The constant political crisis in Haiti has been a major deterrent to development in that neighboring country. In an interview with El Dia, Haitian ambassador Smith Augustin provides insights into Haitian migration and the issues on the table. President Luis Abinader has met twice with Haitian President Jovenel Moise. Moise has announced parliamentary constitutional reform and elections in September 2021.
In the interview, Augustin explained he is a product of the Dominican university system. He studied at the Technology Institute of Santo Domingo (Intec) and did pastoral studies with the Jesuits at Centro Bonó.
He says his experience and that of thousands of Haitians that have studied here is positive and that is why so many students keep coming. He did not have statistics on how many Haitians study here. He said they could be 4,000 to 20,000.
He could not quantify the number of Haitians living in the DR. He said the Second National Poll in 2017 estimated these at 500,000 and more than 200,000 Dominicans of Haitian descent, for around 800,000 Haitians.
He said Haitians who live here are busy surviving and live with poor Dominicans, not giving a thought to racism or discrimination.
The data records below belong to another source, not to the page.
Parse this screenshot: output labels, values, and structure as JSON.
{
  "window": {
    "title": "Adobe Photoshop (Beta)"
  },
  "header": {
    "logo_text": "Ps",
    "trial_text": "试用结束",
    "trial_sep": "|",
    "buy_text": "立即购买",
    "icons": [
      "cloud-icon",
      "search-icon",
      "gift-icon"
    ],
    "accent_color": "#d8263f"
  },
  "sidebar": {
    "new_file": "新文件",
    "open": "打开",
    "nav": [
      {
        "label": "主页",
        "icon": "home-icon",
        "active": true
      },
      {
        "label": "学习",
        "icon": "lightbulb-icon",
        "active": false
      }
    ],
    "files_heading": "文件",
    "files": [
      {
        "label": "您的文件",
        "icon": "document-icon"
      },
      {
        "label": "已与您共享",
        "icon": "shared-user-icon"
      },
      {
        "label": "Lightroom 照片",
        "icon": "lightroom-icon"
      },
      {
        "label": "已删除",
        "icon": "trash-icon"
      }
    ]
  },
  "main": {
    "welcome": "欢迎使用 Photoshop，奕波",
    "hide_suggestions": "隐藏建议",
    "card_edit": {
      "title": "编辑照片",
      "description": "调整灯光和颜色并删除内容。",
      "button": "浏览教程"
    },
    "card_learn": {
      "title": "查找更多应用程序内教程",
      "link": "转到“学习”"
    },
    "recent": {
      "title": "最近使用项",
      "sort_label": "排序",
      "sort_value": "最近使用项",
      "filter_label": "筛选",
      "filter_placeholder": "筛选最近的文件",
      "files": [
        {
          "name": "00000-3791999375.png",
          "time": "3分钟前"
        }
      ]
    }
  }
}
He said Haitians are not a threat, they are just people seeking to make a living.
He explained the push for constitutional reform in Haiti is to give more power to the Executive Branch. He said the plan is to move from a parliamentary model more to one such as in the United States or the Dominican Republic. He said the idea is to reduce the parliament to a single chamber, the Chamber of Deputies, eliminating the Senate. The people of Haiti are convened to a referendum to approve the Constitution on 25 April 2021.
The schedule for elections in Haiti is a first election on 19 September. A second round including the municipal elections is set for 21 November 2021. On 22 January 2022 the definitive results will be known and by 7 February 2022, Haiti should have a new President. He says the law does not allow Moise to seek reelection.
He said the problems with delays in issuing passports is because these are presently only issued in Port au Prince or Washington, D.C. He said the solution is to allow Haitian consulates in Barahona, Santiago, Higuey and Dajabon to issue the passports. He says efforts are underway with Unicef to make it easier for Haitians to get birth certificates at birth. He admits this will facilitate Haitians regularizing their status after migrating to the Dominican Republic. Most Haitians do not have any identity.
He observed the Dominican Republic sells US$1 billion to Haiti, but purchases less than US$3 million. He wants to see more local sales of Prestige beer and Barbancourt rum. He says wealthy Haitians have invested heavily in the Dominican Republic in hotels, real estate, among other areas. He favors a free trade agreement, but says it has to be a win win situation.
He says there is a permanent struggle regarding contraband. He favors that Haiti accept what is declared in the Dominican Republic’s Customs Agency because of the better controls. He said Haiti loses out at around US$500 million a year because of lack of effective customs controls.
On his list of priorities is getting the Dominican government to issue special student visas for Haitian students. He said more than 80% of those who study have only a regular tourist visa, which means they constantly have to be renewing at a high cost. Haitians who study at local universities pay as locals. He said the local authorities are in agreement that Haitians can register online and then take that registration to the Dominican consulate to get a student visa.
12 January 2021